WHAT YOU WILL DO: Which lines below mention "this"? Pick each one out.

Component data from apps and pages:
☆ ☆ ☆ ☆
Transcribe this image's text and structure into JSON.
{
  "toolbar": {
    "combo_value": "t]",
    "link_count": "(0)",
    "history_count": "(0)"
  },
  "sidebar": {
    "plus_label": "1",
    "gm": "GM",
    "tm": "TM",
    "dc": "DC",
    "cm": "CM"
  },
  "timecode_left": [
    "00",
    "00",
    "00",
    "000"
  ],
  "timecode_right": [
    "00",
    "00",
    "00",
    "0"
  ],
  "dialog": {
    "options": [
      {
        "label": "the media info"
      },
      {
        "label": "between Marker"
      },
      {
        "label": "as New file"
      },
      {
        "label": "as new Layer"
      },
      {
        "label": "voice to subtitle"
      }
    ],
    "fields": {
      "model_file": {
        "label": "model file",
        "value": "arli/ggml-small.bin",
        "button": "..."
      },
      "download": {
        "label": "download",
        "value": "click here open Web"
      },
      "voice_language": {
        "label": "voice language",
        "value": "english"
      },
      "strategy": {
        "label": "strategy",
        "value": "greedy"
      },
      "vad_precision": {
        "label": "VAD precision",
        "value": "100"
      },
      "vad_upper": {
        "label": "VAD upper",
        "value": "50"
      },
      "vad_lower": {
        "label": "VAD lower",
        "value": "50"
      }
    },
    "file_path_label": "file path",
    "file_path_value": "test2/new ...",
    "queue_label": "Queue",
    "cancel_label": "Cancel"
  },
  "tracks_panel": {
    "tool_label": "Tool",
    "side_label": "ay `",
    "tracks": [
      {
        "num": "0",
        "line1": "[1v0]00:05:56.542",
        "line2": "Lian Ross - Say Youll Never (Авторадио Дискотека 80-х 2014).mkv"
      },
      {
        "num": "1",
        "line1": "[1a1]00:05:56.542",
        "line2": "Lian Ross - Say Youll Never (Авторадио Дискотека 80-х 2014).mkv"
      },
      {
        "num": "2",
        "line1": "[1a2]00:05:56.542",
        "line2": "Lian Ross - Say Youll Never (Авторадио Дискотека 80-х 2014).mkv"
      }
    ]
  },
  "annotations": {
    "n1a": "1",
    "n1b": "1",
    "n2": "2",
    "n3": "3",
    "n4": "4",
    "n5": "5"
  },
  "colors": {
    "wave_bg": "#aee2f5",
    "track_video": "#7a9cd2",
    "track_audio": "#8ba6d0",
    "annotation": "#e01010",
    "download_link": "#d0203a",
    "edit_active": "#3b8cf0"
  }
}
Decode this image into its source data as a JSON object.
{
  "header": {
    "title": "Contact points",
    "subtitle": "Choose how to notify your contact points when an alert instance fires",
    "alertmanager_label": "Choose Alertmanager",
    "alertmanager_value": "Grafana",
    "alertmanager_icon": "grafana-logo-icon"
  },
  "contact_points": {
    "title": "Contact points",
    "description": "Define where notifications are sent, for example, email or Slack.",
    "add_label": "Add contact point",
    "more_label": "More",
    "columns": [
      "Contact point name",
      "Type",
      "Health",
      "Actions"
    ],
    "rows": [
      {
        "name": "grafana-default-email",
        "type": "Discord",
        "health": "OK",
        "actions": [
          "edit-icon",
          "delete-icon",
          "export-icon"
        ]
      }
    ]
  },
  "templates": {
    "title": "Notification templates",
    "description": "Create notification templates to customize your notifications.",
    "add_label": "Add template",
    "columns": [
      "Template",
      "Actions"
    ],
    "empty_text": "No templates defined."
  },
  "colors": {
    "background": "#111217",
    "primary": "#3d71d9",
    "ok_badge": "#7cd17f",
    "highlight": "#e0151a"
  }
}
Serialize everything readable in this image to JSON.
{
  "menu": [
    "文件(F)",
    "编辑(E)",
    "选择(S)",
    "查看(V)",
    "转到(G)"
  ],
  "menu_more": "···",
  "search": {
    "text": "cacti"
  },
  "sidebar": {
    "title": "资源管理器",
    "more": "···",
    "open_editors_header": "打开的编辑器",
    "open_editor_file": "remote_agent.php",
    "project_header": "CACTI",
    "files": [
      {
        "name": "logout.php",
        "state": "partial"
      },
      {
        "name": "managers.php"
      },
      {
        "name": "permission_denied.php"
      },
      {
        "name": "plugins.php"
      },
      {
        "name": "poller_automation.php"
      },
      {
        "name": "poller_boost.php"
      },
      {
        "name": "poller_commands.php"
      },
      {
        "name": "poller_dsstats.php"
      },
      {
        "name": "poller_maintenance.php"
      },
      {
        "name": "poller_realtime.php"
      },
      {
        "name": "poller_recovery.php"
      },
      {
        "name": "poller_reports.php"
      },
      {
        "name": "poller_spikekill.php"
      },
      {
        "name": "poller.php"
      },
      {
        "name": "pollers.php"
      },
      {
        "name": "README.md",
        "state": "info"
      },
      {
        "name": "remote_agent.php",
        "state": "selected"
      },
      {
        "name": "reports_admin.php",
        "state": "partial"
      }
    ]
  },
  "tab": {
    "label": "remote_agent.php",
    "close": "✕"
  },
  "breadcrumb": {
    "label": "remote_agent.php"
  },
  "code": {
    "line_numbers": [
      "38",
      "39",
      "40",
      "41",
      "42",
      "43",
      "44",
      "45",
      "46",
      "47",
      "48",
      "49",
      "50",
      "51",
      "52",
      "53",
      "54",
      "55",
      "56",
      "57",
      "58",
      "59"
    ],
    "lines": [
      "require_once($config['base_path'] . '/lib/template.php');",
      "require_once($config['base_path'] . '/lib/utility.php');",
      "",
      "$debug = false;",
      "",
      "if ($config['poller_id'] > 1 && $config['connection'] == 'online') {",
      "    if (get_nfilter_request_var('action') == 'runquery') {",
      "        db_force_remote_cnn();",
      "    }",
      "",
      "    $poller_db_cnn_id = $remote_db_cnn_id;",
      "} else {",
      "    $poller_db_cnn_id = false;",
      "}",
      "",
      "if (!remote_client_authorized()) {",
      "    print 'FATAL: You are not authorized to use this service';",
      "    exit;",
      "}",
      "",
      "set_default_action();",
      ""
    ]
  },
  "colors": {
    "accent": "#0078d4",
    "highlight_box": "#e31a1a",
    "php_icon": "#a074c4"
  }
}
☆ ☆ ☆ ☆
TASK SOLUTION:
Transcribe this image's text and structure into JSON.
Decode this image into its source data as a JSON object.
Serialize everything readable in this image to JSON.
      "    print 'FATAL: You are not authorized to use this service';",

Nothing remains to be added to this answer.